*Aim of the task*. Extract the data exactly, missing nothing.

[Interface dataset entries]
○ ○ ○ ○ ○ ○ ○

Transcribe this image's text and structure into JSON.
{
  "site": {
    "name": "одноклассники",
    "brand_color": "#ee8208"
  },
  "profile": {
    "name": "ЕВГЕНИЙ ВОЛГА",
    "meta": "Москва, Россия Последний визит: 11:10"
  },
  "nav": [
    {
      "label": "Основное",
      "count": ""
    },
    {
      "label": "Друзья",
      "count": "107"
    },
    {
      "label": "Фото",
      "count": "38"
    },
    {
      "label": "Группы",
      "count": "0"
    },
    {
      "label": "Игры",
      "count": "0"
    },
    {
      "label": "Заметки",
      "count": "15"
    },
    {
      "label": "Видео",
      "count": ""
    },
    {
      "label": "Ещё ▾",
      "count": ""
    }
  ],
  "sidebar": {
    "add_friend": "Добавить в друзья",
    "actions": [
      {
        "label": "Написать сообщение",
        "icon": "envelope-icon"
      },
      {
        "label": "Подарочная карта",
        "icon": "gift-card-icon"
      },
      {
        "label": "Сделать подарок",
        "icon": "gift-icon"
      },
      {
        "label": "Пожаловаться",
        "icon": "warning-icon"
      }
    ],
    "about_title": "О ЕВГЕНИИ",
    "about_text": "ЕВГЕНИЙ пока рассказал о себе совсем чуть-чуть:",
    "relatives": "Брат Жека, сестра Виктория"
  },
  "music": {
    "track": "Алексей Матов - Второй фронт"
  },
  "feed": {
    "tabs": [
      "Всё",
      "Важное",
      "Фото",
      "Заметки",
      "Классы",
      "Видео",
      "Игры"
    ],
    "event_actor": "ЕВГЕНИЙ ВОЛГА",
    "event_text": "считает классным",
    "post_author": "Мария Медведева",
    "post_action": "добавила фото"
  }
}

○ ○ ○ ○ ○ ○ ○

*Solution to this problem*.
Transcribe this image's text and structure into JSON.
{
  "site": {
    "name": "одноклассники",
    "brand_color": "#ee8208"
  },
  "profile": {
    "name": "ЕВГЕНИЙ ВОЛГА",
    "meta": "Москва, Россия Последний визит: 11:10"
  },
  "nav": [
    {
      "label": "Основное",
      "count": ""
    },
    {
      "label": "Друзья",
      "count": "107"
    },
    {
      "label": "Фото",
      "count": "38"
    },
    {
      "label": "Группы",
      "count": "0"
    },
    {
      "label": "Игры",
      "count": "0"
    },
    {
      "label": "Заметки",
      "count": "15"
    },
    {
      "label": "Видео",
      "count": ""
    },
    {
      "label": "Ещё ▾",
      "count": ""
    }
  ],
  "sidebar": {
    "add_friend": "Добавить в друзья",
    "actions": [
      {
        "label": "Написать сообщение",
        "icon": "envelope-icon"
      },
      {
        "label": "Подарочная карта",
        "icon": "gift-card-icon"
      },
      {
        "label": "Сделать подарок",
        "icon": "gift-icon"
      },
      {
        "label": "Пожаловаться",
        "icon": "warning-icon"
      }
    ],
    "about_title": "О ЕВГЕНИИ",
    "about_text": "ЕВГЕНИЙ пока рассказал о себе совсем чуть-чуть:",
    "relatives": "Брат Жека, сестра Виктория"
  },
  "music": {
    "track": "Алексей Матов - Второй фронт"
  },
  "feed": {
    "tabs": [
      "Всё",
      "Важное",
      "Фото",
      "Заметки",
      "Классы",
      "Видео",
      "Игры"
    ],
    "event_actor": "ЕВГЕНИЙ ВОЛГА",
    "event_text": "считает классным",
    "post_author": "Мария Медведева",
    "post_action": "добавила фото"
  }
}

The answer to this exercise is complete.